══ Data supplied
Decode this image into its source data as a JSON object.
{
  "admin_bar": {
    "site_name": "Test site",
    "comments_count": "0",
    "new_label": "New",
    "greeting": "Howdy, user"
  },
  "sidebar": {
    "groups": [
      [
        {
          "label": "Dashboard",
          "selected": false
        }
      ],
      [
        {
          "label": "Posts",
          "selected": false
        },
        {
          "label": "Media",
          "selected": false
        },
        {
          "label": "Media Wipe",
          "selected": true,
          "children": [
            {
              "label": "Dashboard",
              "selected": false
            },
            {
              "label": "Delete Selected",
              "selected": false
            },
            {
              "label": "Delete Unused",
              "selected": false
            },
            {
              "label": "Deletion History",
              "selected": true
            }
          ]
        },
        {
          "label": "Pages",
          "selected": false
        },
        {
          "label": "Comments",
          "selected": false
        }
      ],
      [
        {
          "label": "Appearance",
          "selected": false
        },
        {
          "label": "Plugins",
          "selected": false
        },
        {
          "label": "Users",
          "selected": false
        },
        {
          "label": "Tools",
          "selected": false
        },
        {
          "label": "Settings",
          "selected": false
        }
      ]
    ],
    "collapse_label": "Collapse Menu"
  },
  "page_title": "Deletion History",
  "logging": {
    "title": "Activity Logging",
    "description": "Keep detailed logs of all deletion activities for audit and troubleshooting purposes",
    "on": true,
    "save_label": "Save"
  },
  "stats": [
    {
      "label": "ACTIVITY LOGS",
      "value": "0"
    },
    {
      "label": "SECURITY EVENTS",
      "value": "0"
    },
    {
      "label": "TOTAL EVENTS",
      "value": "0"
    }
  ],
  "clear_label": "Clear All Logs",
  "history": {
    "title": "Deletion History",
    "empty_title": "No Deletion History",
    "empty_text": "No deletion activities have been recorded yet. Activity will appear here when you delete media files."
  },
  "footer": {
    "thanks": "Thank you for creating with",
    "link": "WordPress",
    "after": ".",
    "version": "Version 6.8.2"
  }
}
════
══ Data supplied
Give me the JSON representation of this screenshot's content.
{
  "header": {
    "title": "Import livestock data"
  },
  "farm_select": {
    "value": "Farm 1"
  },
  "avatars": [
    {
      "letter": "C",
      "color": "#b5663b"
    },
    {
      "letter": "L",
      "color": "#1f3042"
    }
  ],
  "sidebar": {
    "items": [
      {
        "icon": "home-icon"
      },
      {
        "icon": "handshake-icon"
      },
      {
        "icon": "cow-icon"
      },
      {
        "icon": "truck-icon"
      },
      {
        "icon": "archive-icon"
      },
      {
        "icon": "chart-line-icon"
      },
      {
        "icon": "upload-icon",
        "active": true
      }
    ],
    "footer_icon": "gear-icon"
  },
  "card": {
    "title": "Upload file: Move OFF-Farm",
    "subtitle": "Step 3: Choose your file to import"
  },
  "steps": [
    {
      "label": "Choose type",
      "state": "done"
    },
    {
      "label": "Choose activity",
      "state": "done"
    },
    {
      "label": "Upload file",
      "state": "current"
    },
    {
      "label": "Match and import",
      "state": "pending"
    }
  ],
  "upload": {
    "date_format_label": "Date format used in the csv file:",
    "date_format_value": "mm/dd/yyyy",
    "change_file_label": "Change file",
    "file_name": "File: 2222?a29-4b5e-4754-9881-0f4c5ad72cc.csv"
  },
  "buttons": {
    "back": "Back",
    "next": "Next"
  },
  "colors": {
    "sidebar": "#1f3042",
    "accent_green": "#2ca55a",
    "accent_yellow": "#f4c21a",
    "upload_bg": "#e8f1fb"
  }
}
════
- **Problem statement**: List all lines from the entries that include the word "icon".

- **Response to this task**:
        "icon": "home-icon"
        "icon": "handshake-icon"
        "icon": "cow-icon"
        "icon": "truck-icon"
        "icon": "archive-icon"
        "icon": "chart-line-icon"
        "icon": "upload-icon",
    "footer_icon": "gear-icon"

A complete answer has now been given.